How’s your team’s culture?
You smile and wrap up a meeting on video-chat, face-to-face, or a bit of both and, while you can’t put your finger on it, something just doesn’t feel right.
For teams on-the-ground together, working remotely, or hybrid, there is a growing number of us experiencing “something not right”. What is making the difference between teams strengthening vs struggling through the various changes we’re navigating in our economy, workplace, and workforce?
When you can “feel it”, but not quite see it, culture is often the word we give it. Now more than ever, culture is a team-thing and how we lead in our roles and with our peers is more critical than ever.
What are the teams with the stronger cultures doing right now?
Reconnecting the disconnected
We’re constantly talking to leaders, business owners, and teams across industries. We are listening, and what we’re hearing is that some individuals and teams are feeling disconnected from the overall organisational culture. Those that have transitioned to the hybrid model of work (regular mix of remote and in-the-office work) are seeing communication primarily at the team and individual level, and less organic opportunities for people to connect with those across the organisation.
While born out of necessity (a 100 person Zoom chat is a socialising nightmare), these communication silos are recipes for cultural divides. Without proactive intervention by leaders, or team members stepping in to help by initiating connections within and across the organisation, teams are likely to develop different approaches to work that don’t align with organisational culture.
For leaders, a practical way to re-connect is to look for opportunities to initiate contact and share thanks for efforts or outcomes displayed by members in another team. Another strategy is to help team members understand how their work contributes to the strategy of the business and the community. In our upcoming webinar, we will be unpacking more practical ways to reconnect our teams.
It's all in the balance
Getting teams squared away to work remotely, dealing with change after change can be draining. The mass transition to remote work and the uncertainty created with the gradual shift into hybrid work has seen many leaders reverting either to task or relationship focus.
While taking a task focus can be useful in short bursts and in crisis moments, sustained task focus misses the crucial element of relationships that form a team’s culture. Also taking a total relationship focus can help their people overcome personal challenges brought on by COVID-19. While this connection with your team is critical, a total relationships focus doesn’t help your team to deliver. We need to lead with empathy, trust our team and have the right balance between task and relationship in order to deliver.
So how do you get this balance?
Check. Are you delivering on your results? What’s your evidence? Is your team wellbeing healthy? How are you measuring this? Are you having conversations and talking about the hard stuff? A simple check in “Are you ok, I noticed you were (insert observation you have made)?” or “how are you travelling?” (is connecting at the relationship level) or “how can I help you deliver?” or “what do you need from me to help you deliver?” (is connecting at task level).
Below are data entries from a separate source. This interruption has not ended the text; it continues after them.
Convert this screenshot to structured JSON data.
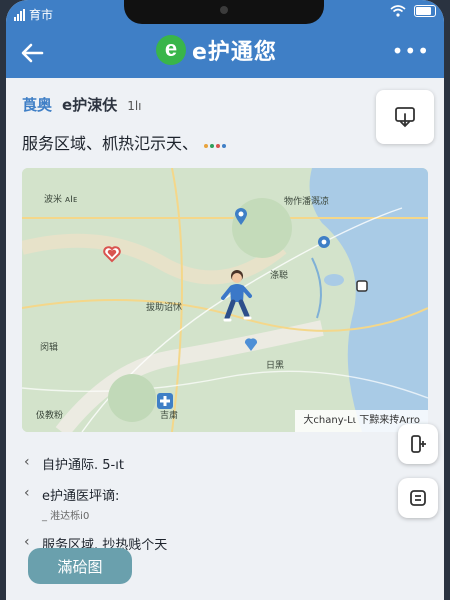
{
  "status_bar": {
    "carrier": "育市"
  },
  "app_bar": {
    "logo_letter": "e",
    "title": "e护通您",
    "more": "•••"
  },
  "header": {
    "location": "莨奥",
    "brand": "e护涑伕",
    "count": "1lı"
  },
  "area_title": "服务区域、枛热氾示天、",
  "dot_colors": [
    "#e8a33d",
    "#2f9e5a",
    "#d9534f",
    "#3f7fc6"
  ],
  "map": {
    "labels": [
      "波米 ᴀIᴇ",
      "物作潘溉凉",
      "拔助诏怵",
      "涤聪",
      "日黑",
      "伋教粉",
      "闵辑",
      "吉粛"
    ],
    "caption": "大chany-Lι 下黥来抟Arro"
  },
  "list": [
    {
      "text": "自护通际. 5-ıt",
      "sub": ""
    },
    {
      "text": "e护通医坪谪:",
      "sub": "_ 溎达栎i0"
    },
    {
      "text": "服务区域. 抄热贱个天",
      "sub": ""
    }
  ],
  "action_button": "滿硆图",
  "colors": {
    "primary": "#3f7fc6",
    "logo": "#39b54a",
    "button": "#6aa0ad"
  },
  "icons": [
    "back-arrow-icon",
    "more-icon",
    "download-icon",
    "signal-icon",
    "wifi-icon",
    "battery-icon",
    "heart-marker-icon",
    "hospital-icon",
    "person-walking-icon",
    "pin-icon",
    "exchange-icon",
    "swap-icon"
  ]
}
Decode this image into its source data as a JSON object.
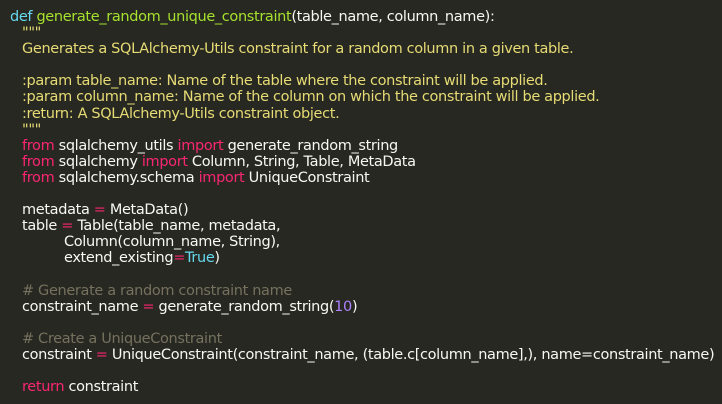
{
  "code": {
    "line1": {
      "kw_def": "def",
      "fn_name": "generate_random_unique_constraint",
      "params": "(table_name, column_name):"
    },
    "line2": "\"\"\"",
    "line3": "Generates a SQLAlchemy-Utils constraint for a random column in a given table.",
    "line5": ":param table_name: Name of the table where the constraint will be applied.",
    "line6": ":param column_name: Name of the column on which the constraint will be applied.",
    "line7": ":return: A SQLAlchemy-Utils constraint object.",
    "line8": "\"\"\"",
    "line9": {
      "from": "from",
      "module": "sqlalchemy_utils",
      "import": "import",
      "names": "generate_random_string"
    },
    "line10": {
      "from": "from",
      "module": "sqlalchemy",
      "import": "import",
      "names": "Column, String, Table, MetaData"
    },
    "line11": {
      "from": "from",
      "module": "sqlalchemy.schema",
      "import": "import",
      "names": "UniqueConstraint"
    },
    "line13": {
      "lhs": "metadata",
      "op": "=",
      "rhs": "MetaData()"
    },
    "line14": {
      "lhs": "table",
      "op": "=",
      "rhs": "Table(table_name, metadata,"
    },
    "line15": "Column(column_name, String),",
    "line16": {
      "kwarg": "extend_existing",
      "op": "=",
      "value": "True",
      "close": ")"
    },
    "line18": "# Generate a random constraint name",
    "line19": {
      "lhs": "constraint_name",
      "op": "=",
      "call": "generate_random_string(",
      "num": "10",
      "close": ")"
    },
    "line21": "# Create a UniqueConstraint",
    "line22": {
      "lhs": "constraint",
      "op": "=",
      "rhs": "UniqueConstraint(constraint_name, (table.c[column_name],), name=constraint_name)"
    },
    "line24": {
      "kw_return": "return",
      "value": "constraint"
    }
  }
}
When team’s check-in, are they sharing the full story? Does everyone feel safe to say what’s on their mind? Just as absence may not always make the heart grow fonder, nor may it increase people’s candour and openness when together. As a leader, building psychological safety in your team is the surest way to know when change is required. Even when teams are co-located achieving and maintaining psychological safety can be hard. The separation and distance between you and your team members created by remote work can make team members feel less able to raise concerns and ideas.
For leaders and our influential team members, it’s critical to find ways to role-model what psychological safety is and how we know we have it? Easy steps to share this include; sharing your own mistakes, being open, or vulnerable, with your emotions and clearly valuing input from all sources. You need to create time and space for this feedback, as it is far less likely to occur organically in our new world.